Since so many media stars like John Legend and a bevy of billionaires from the Walton family to the Broad Foundation to the DeVos family to Charles Koch, and billionaire hedge funders with less familiar names have spent hundreds of millions to support alternatives to public schools, I salute those celebrities who put their money into public schools, not charter schools.

“The Frank Sinatra School of the Arts, founded by the singer Tony Bennett, has operated for decades within New York’s public school system, for example. And LeBron James has opened a highly successful public school with wraparound social services in Ohio. But a group of Texas charter schools founded in 2012 by Deion Sanders, the former N.F.L. player, closed in insolvency after three scandal-plagued years.”

It seems unfair to criticize private philanthropy to public schools while remaining silent about the billionaires (and the federal government with its Charter Schools Program, funded at $440 million annually) pouring hundreds of millions every year into the aggressive expansion of corporate charter chains that defund public schools.

Nicholas Tampio: Whatever Happened to the Common Core?

From Diane Ravitch
On June 16, Emily Richmond of the Education Writers Association led off a lively social media exchange by tweeting: “Hey, remember the Common Core?”

One special education researcher replied that the Common Core is “implemented now in every classroom in America just under another name.”

Another teacher tweeted: “You mean what NY conveniently rebranded as “Next Generational Learning Standards”? It’s never gone away. 😞”

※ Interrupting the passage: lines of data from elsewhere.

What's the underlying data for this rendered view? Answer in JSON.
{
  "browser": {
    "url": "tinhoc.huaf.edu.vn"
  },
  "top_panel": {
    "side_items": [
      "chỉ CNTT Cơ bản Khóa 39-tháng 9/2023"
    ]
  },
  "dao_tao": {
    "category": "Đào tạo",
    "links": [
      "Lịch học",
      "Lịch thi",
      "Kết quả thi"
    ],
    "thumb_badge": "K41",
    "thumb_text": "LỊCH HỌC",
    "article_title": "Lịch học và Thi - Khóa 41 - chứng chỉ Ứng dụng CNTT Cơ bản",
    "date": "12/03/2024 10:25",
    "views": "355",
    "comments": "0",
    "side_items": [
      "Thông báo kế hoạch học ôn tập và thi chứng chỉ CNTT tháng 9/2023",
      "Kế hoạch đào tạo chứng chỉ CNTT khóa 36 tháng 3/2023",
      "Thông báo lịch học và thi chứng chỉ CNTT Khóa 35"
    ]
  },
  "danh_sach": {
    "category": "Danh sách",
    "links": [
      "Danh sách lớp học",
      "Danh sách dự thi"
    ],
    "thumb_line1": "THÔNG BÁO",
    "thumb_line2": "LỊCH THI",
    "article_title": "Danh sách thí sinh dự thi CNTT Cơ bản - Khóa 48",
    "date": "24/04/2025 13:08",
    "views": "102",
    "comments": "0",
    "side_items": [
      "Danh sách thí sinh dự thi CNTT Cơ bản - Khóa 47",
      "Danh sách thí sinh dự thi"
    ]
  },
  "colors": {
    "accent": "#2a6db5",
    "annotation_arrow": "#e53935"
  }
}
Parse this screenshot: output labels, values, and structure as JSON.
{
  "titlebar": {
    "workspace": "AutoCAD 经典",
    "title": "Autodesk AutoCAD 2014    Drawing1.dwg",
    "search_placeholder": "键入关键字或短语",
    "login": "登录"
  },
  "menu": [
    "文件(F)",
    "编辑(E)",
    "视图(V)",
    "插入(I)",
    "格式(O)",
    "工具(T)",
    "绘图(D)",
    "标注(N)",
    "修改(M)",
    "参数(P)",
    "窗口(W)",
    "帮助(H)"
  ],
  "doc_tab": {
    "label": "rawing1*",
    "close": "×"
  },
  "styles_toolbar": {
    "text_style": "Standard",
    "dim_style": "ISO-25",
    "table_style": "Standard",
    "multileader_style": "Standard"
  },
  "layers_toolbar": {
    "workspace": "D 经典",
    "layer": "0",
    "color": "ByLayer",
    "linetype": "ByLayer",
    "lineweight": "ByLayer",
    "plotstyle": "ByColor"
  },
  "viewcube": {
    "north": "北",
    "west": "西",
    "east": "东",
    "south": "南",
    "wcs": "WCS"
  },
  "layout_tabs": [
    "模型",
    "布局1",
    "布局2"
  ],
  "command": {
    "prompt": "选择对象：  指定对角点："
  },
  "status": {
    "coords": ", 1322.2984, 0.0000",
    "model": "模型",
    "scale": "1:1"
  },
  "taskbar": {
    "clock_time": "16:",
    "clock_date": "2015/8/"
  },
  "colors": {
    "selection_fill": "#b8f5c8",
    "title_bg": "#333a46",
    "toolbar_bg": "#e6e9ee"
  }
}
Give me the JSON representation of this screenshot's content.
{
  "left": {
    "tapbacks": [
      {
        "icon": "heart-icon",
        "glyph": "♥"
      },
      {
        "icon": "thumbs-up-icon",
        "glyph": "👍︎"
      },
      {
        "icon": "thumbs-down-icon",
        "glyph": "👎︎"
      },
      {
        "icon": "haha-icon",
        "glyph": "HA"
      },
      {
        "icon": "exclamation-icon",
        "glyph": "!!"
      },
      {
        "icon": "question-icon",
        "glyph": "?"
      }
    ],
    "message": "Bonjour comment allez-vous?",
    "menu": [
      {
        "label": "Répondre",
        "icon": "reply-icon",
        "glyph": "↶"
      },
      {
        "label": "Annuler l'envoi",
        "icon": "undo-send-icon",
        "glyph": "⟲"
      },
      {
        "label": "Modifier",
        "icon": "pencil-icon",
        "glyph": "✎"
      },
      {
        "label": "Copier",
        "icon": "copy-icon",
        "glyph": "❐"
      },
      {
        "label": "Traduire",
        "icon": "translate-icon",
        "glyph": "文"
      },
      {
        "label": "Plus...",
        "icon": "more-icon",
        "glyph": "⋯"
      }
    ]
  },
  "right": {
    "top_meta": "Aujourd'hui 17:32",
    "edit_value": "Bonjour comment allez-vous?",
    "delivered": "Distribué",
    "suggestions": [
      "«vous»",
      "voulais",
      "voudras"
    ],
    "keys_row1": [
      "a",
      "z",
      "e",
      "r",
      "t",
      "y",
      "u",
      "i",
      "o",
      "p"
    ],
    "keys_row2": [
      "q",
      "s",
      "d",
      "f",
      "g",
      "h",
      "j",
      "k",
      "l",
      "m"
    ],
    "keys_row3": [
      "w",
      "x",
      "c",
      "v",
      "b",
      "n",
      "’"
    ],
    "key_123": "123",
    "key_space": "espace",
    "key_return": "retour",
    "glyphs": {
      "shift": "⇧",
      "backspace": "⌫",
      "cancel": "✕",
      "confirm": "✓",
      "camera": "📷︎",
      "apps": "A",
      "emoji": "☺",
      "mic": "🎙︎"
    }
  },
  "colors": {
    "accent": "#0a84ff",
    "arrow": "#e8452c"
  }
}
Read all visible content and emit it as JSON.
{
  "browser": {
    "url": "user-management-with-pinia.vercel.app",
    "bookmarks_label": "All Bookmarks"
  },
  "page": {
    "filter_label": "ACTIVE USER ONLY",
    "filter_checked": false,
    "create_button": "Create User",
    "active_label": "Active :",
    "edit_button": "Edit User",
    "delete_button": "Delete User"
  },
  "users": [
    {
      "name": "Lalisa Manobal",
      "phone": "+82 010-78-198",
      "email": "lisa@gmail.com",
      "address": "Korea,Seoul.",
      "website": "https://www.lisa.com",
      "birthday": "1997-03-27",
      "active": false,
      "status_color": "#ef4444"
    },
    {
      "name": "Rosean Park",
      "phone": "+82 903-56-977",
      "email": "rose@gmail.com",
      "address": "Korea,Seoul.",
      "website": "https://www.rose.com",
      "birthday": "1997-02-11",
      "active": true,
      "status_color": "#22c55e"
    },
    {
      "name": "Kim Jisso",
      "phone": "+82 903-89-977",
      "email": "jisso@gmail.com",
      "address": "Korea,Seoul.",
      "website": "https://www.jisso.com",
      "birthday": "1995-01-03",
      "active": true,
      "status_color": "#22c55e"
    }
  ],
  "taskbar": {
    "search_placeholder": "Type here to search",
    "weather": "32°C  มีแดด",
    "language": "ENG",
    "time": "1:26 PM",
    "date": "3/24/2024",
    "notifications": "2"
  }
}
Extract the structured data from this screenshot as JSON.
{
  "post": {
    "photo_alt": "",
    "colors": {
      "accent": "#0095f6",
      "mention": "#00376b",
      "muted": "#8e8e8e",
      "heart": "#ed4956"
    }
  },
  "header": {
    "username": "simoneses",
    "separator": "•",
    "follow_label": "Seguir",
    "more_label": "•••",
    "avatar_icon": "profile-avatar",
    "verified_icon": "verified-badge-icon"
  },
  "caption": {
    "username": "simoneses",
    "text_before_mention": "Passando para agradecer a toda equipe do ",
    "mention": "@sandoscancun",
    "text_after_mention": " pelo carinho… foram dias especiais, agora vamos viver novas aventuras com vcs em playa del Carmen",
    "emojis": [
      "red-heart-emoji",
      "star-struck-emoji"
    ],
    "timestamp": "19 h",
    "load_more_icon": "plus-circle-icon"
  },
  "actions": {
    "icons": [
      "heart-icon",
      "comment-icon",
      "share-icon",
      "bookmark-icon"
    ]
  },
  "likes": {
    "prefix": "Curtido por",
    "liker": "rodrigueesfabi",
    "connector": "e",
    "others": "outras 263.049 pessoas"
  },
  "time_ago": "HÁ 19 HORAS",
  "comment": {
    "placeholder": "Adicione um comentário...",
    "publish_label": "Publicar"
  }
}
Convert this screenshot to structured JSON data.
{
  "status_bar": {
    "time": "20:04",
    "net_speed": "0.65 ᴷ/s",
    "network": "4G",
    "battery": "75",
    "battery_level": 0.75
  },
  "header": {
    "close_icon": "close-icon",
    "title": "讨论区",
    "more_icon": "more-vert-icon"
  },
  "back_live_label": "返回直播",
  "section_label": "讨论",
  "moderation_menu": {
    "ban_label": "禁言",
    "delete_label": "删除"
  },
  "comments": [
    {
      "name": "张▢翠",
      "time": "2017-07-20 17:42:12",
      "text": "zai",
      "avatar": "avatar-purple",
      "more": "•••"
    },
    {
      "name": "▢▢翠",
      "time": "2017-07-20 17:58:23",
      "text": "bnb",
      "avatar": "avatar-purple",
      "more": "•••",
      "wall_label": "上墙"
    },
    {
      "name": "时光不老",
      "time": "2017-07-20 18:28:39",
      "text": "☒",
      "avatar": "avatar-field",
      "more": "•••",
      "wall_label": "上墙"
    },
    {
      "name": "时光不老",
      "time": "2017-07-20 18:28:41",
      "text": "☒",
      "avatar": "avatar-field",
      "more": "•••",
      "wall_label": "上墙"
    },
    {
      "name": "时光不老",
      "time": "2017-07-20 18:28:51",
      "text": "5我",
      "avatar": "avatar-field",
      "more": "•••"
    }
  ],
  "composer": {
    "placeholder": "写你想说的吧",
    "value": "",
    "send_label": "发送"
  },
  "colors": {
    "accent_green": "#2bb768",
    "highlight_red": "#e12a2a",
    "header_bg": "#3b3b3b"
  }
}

People also responded with memes of actors saying “Shhh!” and “We do not speak his name.”

Here, I would like to explain how the Common Core is implemented in nearly every classroom in America, and why people rarely say its name anymore.


8% Of schools miss state goal

From the Fort Wayne Journal Gazette**
After years of providing billions to fund K-12 schools, legislators in 2019 established a guideline that districts shouldn't transfer more than 15% of the tuition support dollars sent by the state to the operations fund. That was because they had been accused of not giving enough money for teacher pay raises.

“It was a simple piece of legislation about oversight,” said Sen. Jeff Raatz, R-Richmond. “The 15% was somewhat arbitrary. We needed a starting point.”

The highest transfer rate was 28.2% by Cannelton City Schools in Perry County – one of the smallest districts in the state.

Now that a baseline has been established Raatz said state and local education officials can begin to watch for problems. “If we are transferring too much does it indicate there is something wrong with the district? Are they heading in the wrong direction?” he said.

*Note: Financial sponsors of Chalkbeat include pro-privatization foundations and individuals such as Bloomberg Philanthropies, the Chan Zuckerberg Initiative, EdChoice, Gates Family Foundation, The Walton Family Foundation, and others.

**Note: The Fort Wayne Journal Gazette has changed its online access and is now behind a paywall. Digital access, home delivery, or both, are available with a subscription. Staying informed is important, and one way to do that is to support your local newspaper. For subscription information go to


No comments: